[Stored items]
○ ○ ○
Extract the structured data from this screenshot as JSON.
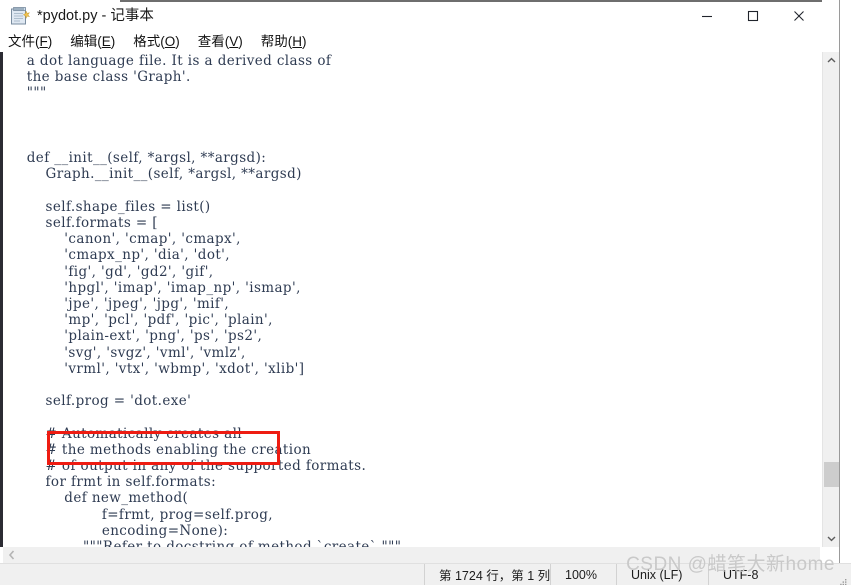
{
  "window": {
    "title": "*pydot.py - 记事本",
    "icon": "notepad-icon",
    "minimize_label": "—",
    "maximize_label": "□",
    "close_label": "✕"
  },
  "menubar": {
    "items": [
      {
        "label": "文件(F)",
        "text": "文件",
        "mnemonic": "F"
      },
      {
        "label": "编辑(E)",
        "text": "编辑",
        "mnemonic": "E"
      },
      {
        "label": "格式(O)",
        "text": "格式",
        "mnemonic": "O"
      },
      {
        "label": "查看(V)",
        "text": "查看",
        "mnemonic": "V"
      },
      {
        "label": "帮助(H)",
        "text": "帮助",
        "mnemonic": "H"
      }
    ]
  },
  "editor": {
    "content": "    a dot language file. It is a derived class of\n    the base class 'Graph'.\n    \"\"\"\n\n\n\n    def __init__(self, *argsl, **argsd):\n        Graph.__init__(self, *argsl, **argsd)\n\n        self.shape_files = list()\n        self.formats = [\n            'canon', 'cmap', 'cmapx',\n            'cmapx_np', 'dia', 'dot',\n            'fig', 'gd', 'gd2', 'gif',\n            'hpgl', 'imap', 'imap_np', 'ismap',\n            'jpe', 'jpeg', 'jpg', 'mif',\n            'mp', 'pcl', 'pdf', 'pic', 'plain',\n            'plain-ext', 'png', 'ps', 'ps2',\n            'svg', 'svgz', 'vml', 'vmlz',\n            'vrml', 'vtx', 'wbmp', 'xdot', 'xlib']\n\n        self.prog = 'dot.exe'\n\n        # Automatically creates all\n        # the methods enabling the creation\n        # of output in any of the supported formats.\n        for frmt in self.formats:\n            def new_method(\n                    f=frmt, prog=self.prog,\n                    encoding=None):\n                \"\"\"Refer to docstring of method `create`.\"\"\"",
    "highlight": {
      "text": "self.prog = 'dot.exe'",
      "color": "#ee1c12"
    },
    "text_color": "#2e3b52"
  },
  "scrollbars": {
    "vertical": {
      "up_arrow": "▲",
      "down_arrow": "▼"
    },
    "horizontal": {
      "left_arrow": "◀"
    }
  },
  "statusbar": {
    "position": "第 1724 行，第 1 列",
    "zoom": "100%",
    "line_ending": "Unix (LF)",
    "encoding": "UTF-8"
  },
  "watermark": {
    "text": "CSDN @蜡笔大新home"
  }
}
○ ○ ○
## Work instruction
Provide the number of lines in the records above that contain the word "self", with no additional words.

## Solution to this problem
2